Website and app data records
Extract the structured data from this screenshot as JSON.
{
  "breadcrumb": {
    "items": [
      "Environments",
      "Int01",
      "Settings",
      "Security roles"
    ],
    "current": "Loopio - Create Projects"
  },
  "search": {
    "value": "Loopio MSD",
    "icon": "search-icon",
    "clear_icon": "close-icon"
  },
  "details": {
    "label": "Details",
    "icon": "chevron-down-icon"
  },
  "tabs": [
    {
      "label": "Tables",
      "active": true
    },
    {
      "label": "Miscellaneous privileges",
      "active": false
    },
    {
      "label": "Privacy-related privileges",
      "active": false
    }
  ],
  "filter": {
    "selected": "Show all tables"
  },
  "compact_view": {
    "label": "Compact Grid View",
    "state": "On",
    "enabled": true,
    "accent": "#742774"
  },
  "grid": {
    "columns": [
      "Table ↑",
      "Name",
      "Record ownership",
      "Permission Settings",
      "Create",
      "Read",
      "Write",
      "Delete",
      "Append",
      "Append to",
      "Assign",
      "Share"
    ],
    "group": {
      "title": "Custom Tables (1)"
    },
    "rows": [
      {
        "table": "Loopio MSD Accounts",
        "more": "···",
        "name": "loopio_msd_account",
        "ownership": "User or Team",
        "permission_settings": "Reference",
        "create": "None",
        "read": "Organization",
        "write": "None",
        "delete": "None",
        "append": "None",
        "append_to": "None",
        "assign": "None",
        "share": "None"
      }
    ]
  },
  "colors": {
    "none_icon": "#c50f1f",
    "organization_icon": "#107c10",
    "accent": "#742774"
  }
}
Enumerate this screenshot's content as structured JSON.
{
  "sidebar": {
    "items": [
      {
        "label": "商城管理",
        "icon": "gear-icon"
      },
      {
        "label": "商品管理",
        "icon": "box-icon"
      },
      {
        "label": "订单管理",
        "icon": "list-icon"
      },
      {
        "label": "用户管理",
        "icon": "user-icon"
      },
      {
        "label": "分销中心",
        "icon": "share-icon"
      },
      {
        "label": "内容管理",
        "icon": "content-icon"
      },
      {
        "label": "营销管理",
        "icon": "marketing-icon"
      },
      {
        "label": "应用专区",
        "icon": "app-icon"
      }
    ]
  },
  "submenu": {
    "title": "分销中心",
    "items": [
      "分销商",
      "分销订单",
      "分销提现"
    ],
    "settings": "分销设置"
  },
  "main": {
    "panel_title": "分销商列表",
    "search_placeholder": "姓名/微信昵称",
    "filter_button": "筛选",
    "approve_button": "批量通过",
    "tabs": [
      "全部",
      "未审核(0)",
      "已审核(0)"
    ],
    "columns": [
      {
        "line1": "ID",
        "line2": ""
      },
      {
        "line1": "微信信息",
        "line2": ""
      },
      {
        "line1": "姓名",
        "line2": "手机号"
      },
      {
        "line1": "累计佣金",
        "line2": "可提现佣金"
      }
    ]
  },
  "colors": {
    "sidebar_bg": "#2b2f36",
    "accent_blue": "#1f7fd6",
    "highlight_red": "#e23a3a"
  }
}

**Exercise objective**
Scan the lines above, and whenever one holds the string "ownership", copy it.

**Task response**
      "Record ownership",
        "ownership": "User or Team",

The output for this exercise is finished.